Apple’s NeXT move
In the late 1990s, Apple was in bad shape. Its image was tarnished, its market share was decreasing, and Windows NT and Windows 95 had actually exceeded the aging Mac OS in features and technology which was shown up at a local tech and innovation event.
Apple’s top-secret new OS, code named Copland, may make Apple business leaders in the technological market again if it ever delivers. After 10 years of advancement, it had swelled into an overambitious boondoggle.
In 1996, with no release date for Copland in sight, then-CEO Gil Amelio made one of the toughest choices in Apple’s history. Deserting the Copland money-pit, he got upstart NeXT, which not only had its own, Unix-based OS that could be customized to run on the Mac however likewise Apple co-founder Steve Jobs as its CEO.
Reunited, Jobs continued to transform Apple. His successes consisted of not just Mac OS X, however the iMac, the iPod, and a winning line of servers, workstations, and portables. The decision did lead to Amelio’s departure, but the legacy of his NeXT move is a drastically different Apple than the one he joined.
Microsoft Office’s dominance takes form
If you had a PC on your desk in 1986, chances are you were writing or crunching numbers on either WordPerfect or Lotus 1-2-3. Quick, lean, and full-featured, these programs were among the very best that DOS needed to offer. They were so good, in fact, that couple of businesses would dream of changing to the lackluster options from Microsoft.
Unfortunately, neither Lotus nor WordPerfect prepared for the success of Windows. They presumed that applications would determine users’ option of a running system, not the other way around. As users began clamoring for GUI-based software, Microsoft fasted to fill the void with Word and Excel.
By 1990, Microsoft was shipping both programs, together with the freshly presented PowerPoint, in a bundle, it called a ‘workplace suite’. Compared with the single-purpose, DOS-based software sold by Lotus and WordPerfect, Microsoft was providing Windows users a better deal. In the end, the former market leaders might have provided more functions, however, their choice to bypass early assistance of Windows was a costly one.
Apple flips its chip method
The Macintosh has constantly differed, even before Apple introduced it’s ‘Think Different’ advertising campaign in 1997. In defiance of the x86 platform’s dominance of the PC chip market, the earliest Macs used Motorola 68000-series CPUs. Later, when efficiency required an upgrade, Apple changed to the PowerPC, but the net result was the same: Macs and PCs were as essentially different as, well, apples and oranges.

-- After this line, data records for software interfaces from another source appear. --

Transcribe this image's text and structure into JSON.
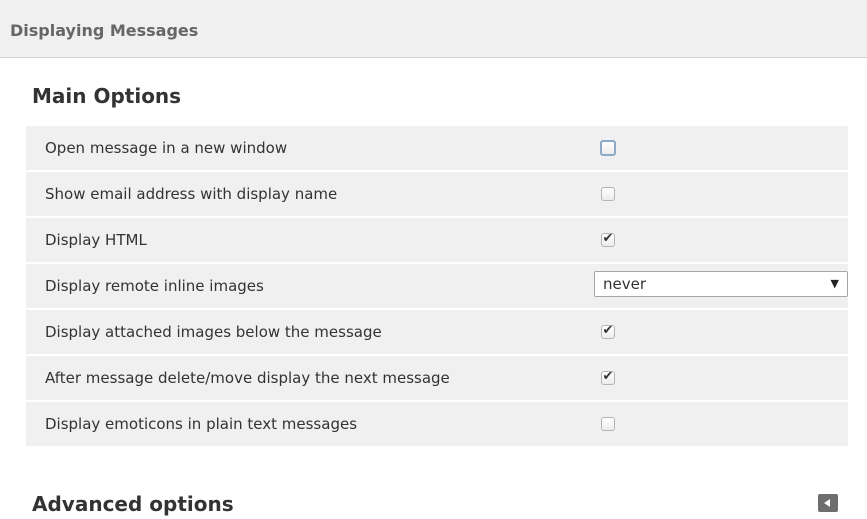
{
  "header": {
    "title": "Displaying Messages"
  },
  "main_section": {
    "title": "Main Options"
  },
  "options": [
    {
      "label": "Open message in a new window",
      "checked": false,
      "focused": true
    },
    {
      "label": "Show email address with display name",
      "checked": false
    },
    {
      "label": "Display HTML",
      "checked": true
    },
    {
      "label": "Display remote inline images",
      "select_value": "never"
    },
    {
      "label": "Display attached images below the message",
      "checked": true
    },
    {
      "label": "After message delete/move display the next message",
      "checked": true
    },
    {
      "label": "Display emoticons in plain text messages",
      "checked": false
    }
  ],
  "check_glyph": "✔",
  "advanced_section": {
    "title": "Advanced options",
    "icon": "collapse-left-icon"
  }
}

However, Apple could not battle the tide permanently. Efficiency bottlenecks and high power intake dogged the PowerPC, and by 2005 its future as a general-purpose processor seemed uncertain. In June of that year, Apple’s conference speaker announced that it would begin delivering Macs based on Intel processors, ending 20 years of Thinking Different about CPUs.

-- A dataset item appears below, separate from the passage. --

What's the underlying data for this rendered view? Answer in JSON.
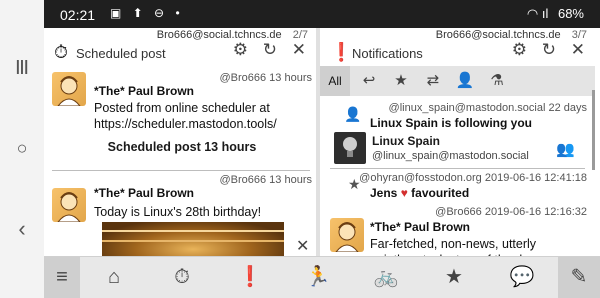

In so doing, the PC processor market in effect ended up being a monoculture and a technology innovation. Practically every mainstream computer you can purchase today is based on Intel’s architecture. Macs can even run Windows. But it’s okay, Mac fans; if exactly what’s inside doesn’t make you feel various, how it looks still can.